Katie Stockton, senior analyst at Fairlead Strategies, agrees that sentiment for Bitcoin is still strong. “Despite the increase in short-term volatility, Stockton sees a decline of around 3 to 6 percent over the course of the day, which does not affect longer-term price movements.

“The breakouts that we have already seen with Bitcoin have already been exceeded,” Stockton said in an interview on CoinDesk TV’s “First Mover”. Stockton believes Bitcoin is currently in a consolidation phase and expects a decisive breakout from the current phase in the near future.

Fixed technical issues

Positive forecasts for Bitcoin take into account that most of the technical problems on the Bitcoin network have been fixed. “Early on, the main problems related to Bitcoin were:” Is it getting hacked? “,” Is decentralization a really viable solution “,” Will the halving break the system? “etc. Now, a decade later, many of these problems have been answered. Bitcoin works with reliable technology and does not break,” insists one analyst.

However, there are technical issues that continue to make Bitcoin difficult to work with.

“In the industry, topics are discussed regularly,” warns the blockchain technology expert Jack Tanner. You are:

  • “Bitcoin cannot scale well enough to be used as a global currency.
  • Bitcoin consumes a tremendous amount of energy, roughly the same as the country of Chile and with the effective carbon footprint of New Zealand.
  • The cryptocurrency is extremely slow in processing transactions, which makes it difficult to use.
  • Bitcoin has account names in the form of cryptographic keys that are difficult to understand.
  • The Bitcoin network expects users to be solely responsible for their account management, which makes losing funds and key management difficult.
  • The network has high transaction fees that would be even higher if it were taken over more heavily.
  • Bitcoin also exhibits extreme price volatility, making it too unpredictable to be used as a currency (most people in the industry don’t believe that Bitcoin is / can be an everyday currency). “

Bitcoin is still an inflation hedge

Many hedge funds are buying up Bitcoin as an inflation hedge, and these investors are helping the coin rise in price.

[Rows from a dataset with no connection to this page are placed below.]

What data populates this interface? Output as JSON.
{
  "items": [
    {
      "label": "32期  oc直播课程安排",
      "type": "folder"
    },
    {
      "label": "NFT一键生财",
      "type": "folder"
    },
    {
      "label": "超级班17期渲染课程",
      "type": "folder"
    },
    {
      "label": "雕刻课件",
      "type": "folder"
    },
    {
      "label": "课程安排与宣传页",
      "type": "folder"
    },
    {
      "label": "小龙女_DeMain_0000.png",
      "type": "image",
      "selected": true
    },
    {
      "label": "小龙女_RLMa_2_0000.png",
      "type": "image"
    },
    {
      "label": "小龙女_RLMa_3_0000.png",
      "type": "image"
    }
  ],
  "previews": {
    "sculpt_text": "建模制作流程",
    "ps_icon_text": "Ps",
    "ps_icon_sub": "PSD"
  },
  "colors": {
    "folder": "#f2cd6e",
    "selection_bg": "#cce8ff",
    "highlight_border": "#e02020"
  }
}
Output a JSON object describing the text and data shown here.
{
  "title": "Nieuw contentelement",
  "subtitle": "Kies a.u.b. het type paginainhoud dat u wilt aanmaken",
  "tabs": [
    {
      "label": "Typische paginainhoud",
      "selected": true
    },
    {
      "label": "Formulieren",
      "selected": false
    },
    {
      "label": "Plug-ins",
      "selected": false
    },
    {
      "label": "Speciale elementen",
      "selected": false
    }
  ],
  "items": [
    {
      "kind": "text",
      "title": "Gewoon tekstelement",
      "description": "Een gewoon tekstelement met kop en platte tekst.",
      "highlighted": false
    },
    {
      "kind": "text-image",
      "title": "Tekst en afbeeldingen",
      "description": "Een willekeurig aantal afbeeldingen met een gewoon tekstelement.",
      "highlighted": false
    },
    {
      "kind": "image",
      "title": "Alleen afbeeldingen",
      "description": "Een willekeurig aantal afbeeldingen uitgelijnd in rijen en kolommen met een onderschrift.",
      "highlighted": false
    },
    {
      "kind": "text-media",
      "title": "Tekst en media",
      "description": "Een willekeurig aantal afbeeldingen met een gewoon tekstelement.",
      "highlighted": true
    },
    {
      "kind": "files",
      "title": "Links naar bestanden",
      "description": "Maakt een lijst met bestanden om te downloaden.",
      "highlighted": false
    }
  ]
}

Investors are very concerned that the extensive quantitative easing program implemented by the Federal Reserve and the European Central Bank will cause prices to rise.

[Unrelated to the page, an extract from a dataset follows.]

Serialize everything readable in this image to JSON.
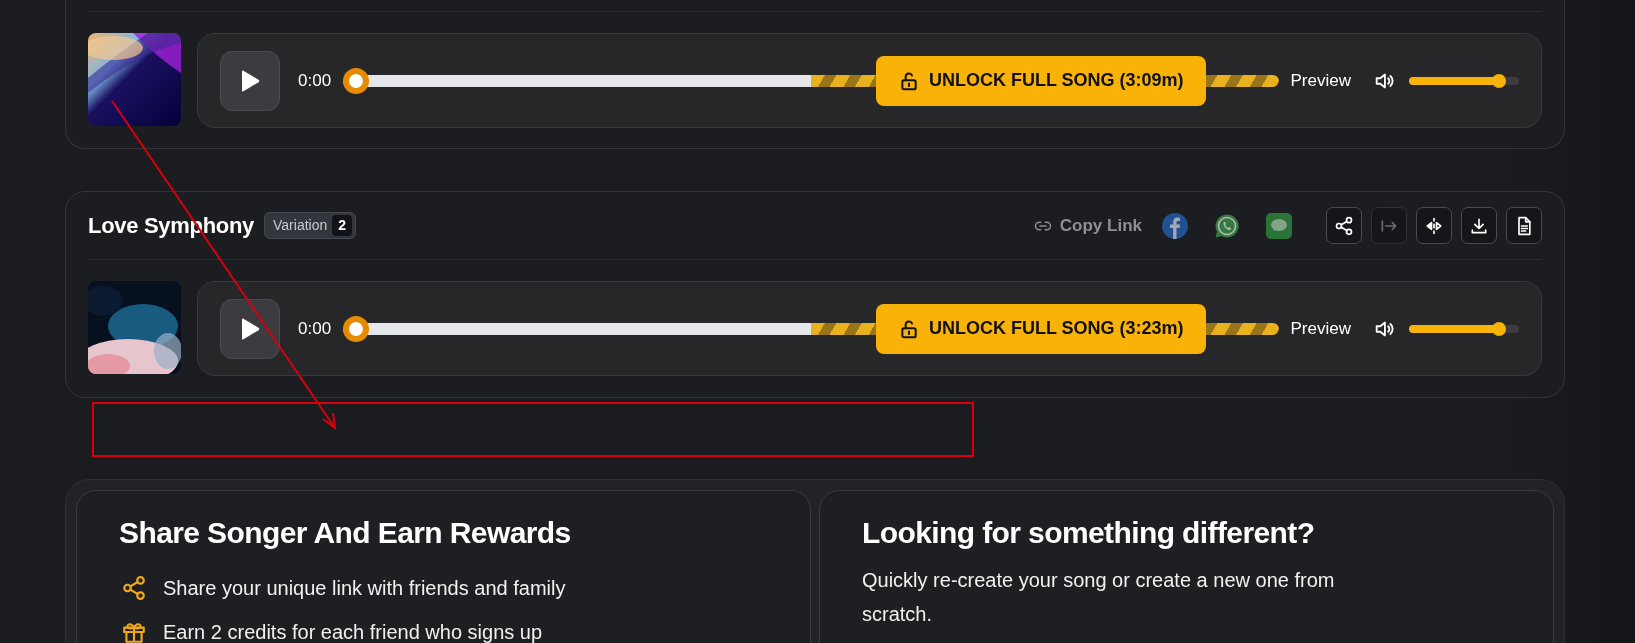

In the US, the Federal Reserve has cut short-term interest rates to near zero and is increasing liquidity with its bond purchases. As the economy recovers, Federal Reserve Governor Jerome Powell announced that the Fed could allow inflation to rise above its original two percent target before interest rates hike again. This unprecedented approach sparked a search for safe havens among investors.

One of them is billionaire fund manager Paul Tudor Jones, who bought Bitcoin in May in anticipation of rising inflation – he currently holds around $ 400 million in the coin.

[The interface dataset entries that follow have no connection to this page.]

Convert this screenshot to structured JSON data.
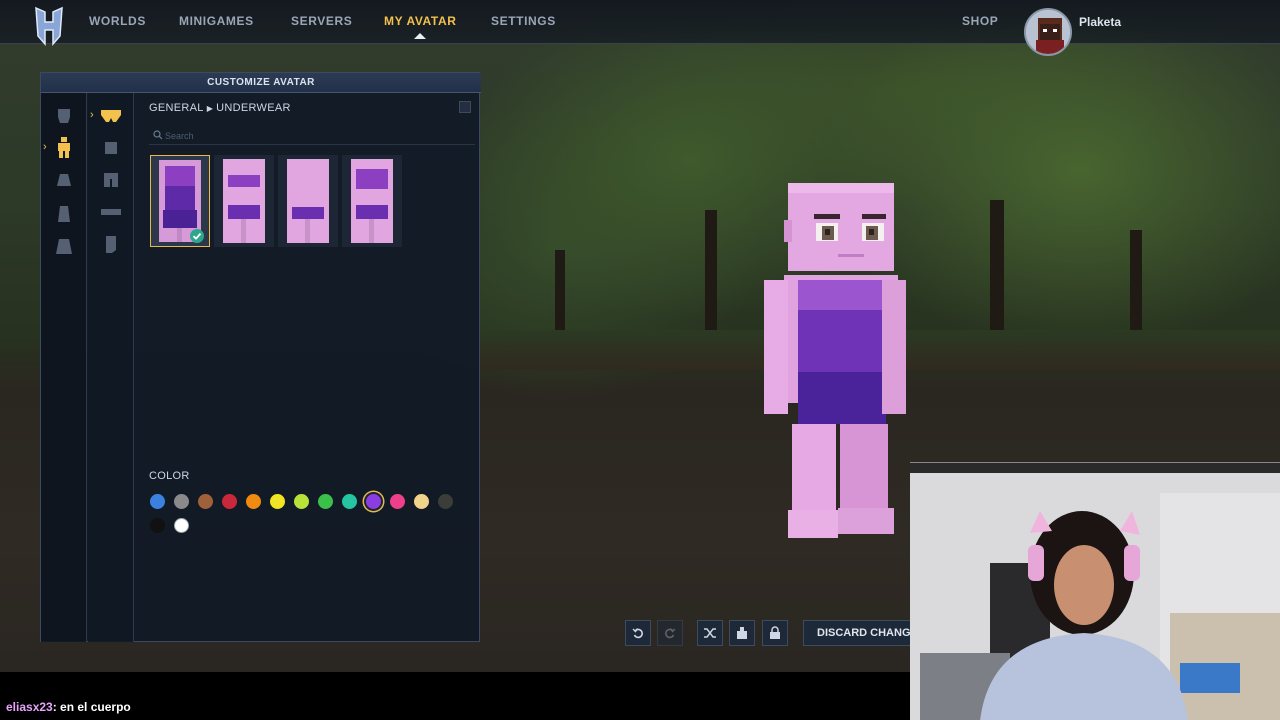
{
  "nav": {
    "items": [
      "WORLDS",
      "MINIGAMES",
      "SERVERS",
      "MY AVATAR",
      "SETTINGS"
    ],
    "active": "MY AVATAR",
    "shop": "SHOP",
    "username": "Plaketa"
  },
  "panel": {
    "title": "CUSTOMIZE AVATAR",
    "breadcrumb_root": "GENERAL",
    "breadcrumb_leaf": "UNDERWEAR",
    "search_placeholder": "Search",
    "color_label": "COLOR",
    "selected_color": "purple"
  },
  "colors": [
    "#3b82e0",
    "#8a8a8a",
    "#a0603a",
    "#c9283a",
    "#f08a10",
    "#f2e624",
    "#b6e23a",
    "#3bc04a",
    "#25c4a2",
    "#8a3de0",
    "#ee3f8a",
    "#f2d38a",
    "#3a3d38",
    "#111111",
    "#ffffff"
  ],
  "toolbar": {
    "discard_label": "DISCARD CHANGES"
  },
  "chat": {
    "user": "eliasx23",
    "message": ": en el cuerpo"
  }
}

“The reason I recommended Bitcoin is because it belongs to the inflation trades, like gold, like TIPS Breakevens, like copper, like a long yield curve, and I’ve come to the conclusion that Bitcoin will be the best inflation trade.” Jones told CNBC last month.

As Stockton points out, there is always daily volatility in Bitcoin, far more so than you would see with other types of investments. The trick is to keep an eye on longer-term trends.

Recent articles

Crypto exchanges struggle as El Salvador adopts Bitcoin

Today, Bitcoin is becoming an official currency in El Salvador, and the markets and crypto exchanges seem to be struggling. On...

Schools are back – and time to comply with the ICO’s Age Appropriate Design Code

As of September 2, 2021, the United Kingdom's Information Commissioner's Office ("ICO") expects organizations to use their Age Appropriate Design Code ("AADC"). The...

the ICO wants input on when personal data goes international

You don't have to be a data-focused IT service provider to realize that the UK was lucky enough to receive an adequacy decision from...